The seminar also pointed to an important and yet often neglected concern about the linkages between the development of nuclear programs in Iran and in North Korea. While the two cases were largely considered as separate from one another, some participants pointed to the potential exports of weapons and technology from the DPRK to Tehran, possibly via Syria, which could compromise the success of the recent nuclear deal with Iran, not to mention the potential for achieving one with North Korea. One of the participants pointed to the high volume of air cargo between Tehran and Pyongyang, as well as between Tehran and Beijing, uncovered by Wikileaks. At present, the UN resolution’s references about air traffic are not nearly as detailed as those with regard to sea traffic. A proposition for the ROK and United States to propose specific references about Tehran-Pyongyang air traffic to be included in the UN resolution gained some traction among the participants. Beyond learning from the Iran example, therefore, one of the steps forward might be to better monitor and restrict the exchanges between Tehran and Pyongyang.

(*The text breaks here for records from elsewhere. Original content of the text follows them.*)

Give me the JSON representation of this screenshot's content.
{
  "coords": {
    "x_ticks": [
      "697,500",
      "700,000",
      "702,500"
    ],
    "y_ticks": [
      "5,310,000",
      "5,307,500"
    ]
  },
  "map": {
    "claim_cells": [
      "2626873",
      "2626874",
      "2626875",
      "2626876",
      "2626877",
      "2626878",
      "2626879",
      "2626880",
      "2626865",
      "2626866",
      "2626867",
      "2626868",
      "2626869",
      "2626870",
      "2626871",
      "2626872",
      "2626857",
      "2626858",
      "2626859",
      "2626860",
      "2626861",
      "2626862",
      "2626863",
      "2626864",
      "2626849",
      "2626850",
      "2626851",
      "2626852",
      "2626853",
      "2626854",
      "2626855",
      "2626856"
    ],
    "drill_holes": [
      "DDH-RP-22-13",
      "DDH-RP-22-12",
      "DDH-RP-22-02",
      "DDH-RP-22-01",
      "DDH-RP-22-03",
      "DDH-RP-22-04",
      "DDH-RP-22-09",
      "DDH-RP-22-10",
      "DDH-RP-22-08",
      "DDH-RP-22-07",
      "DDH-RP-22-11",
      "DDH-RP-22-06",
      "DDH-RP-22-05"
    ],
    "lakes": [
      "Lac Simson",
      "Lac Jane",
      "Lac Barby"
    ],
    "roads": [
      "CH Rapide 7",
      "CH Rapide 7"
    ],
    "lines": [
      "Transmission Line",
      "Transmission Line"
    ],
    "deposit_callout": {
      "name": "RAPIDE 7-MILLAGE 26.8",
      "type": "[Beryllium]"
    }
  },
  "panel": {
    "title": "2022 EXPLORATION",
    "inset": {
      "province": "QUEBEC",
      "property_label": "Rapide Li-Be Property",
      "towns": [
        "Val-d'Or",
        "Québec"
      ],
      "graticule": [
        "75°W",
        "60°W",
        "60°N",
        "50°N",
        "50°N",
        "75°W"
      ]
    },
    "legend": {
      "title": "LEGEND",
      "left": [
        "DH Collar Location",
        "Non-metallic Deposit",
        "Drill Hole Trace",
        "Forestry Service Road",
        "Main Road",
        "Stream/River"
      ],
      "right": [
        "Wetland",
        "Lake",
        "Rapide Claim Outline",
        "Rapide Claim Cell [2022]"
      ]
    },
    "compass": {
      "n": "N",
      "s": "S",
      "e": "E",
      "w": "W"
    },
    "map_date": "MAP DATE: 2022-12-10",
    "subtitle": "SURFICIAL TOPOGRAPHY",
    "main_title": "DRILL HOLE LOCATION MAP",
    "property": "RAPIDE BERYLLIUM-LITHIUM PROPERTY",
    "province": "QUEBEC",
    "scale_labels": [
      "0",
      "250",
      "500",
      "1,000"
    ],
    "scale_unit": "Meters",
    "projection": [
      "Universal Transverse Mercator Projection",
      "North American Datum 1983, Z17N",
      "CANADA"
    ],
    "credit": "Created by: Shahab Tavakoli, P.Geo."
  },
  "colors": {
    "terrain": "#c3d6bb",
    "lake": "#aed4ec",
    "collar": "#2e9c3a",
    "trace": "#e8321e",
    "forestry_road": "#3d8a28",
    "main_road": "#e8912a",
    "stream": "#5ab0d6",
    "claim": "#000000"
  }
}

Looking back at the one-day seminar, we can point to further comparisons to be carried out in the future. Specifically, the presence of a comprehensive plan for strategic action in Iran, but not in North Korea deserves further analysis. Here, the China factor plays a crucial role. While various discussions pointed to the importance of China, more analysis on China’s intensions vis-a-vis North Korea is needed in order to understand whether and how China could be persuaded to put more pressure on Pyongyang. We need more analysis of central level policies and motivations, but also of those at the local level. China’s regional authorities, for instance, might play a role in supporting the North Korean regime, by condoning border trade of drugs and fake currency. We also need further analysis on alternative solutions to the North Korean crisis in case China does not cooperate. The idea of coordinating tougher sanctions among Washington, Seoul, and Tokyo could be teased out in more depth. The discussion did not explain how this would work if China is determined to thwart an approach bypassing it and the Security Council. Finally, the role of Russia, another key participant in the Six-Party Talks, was not addressed at the seminar. A comparative analysis on Russia’s policies vis-a-vis Iran and North Korea, but also on how its approach to North Korea plays into its larger regional objectives, especially in relation to China, is important to consider in future discussions.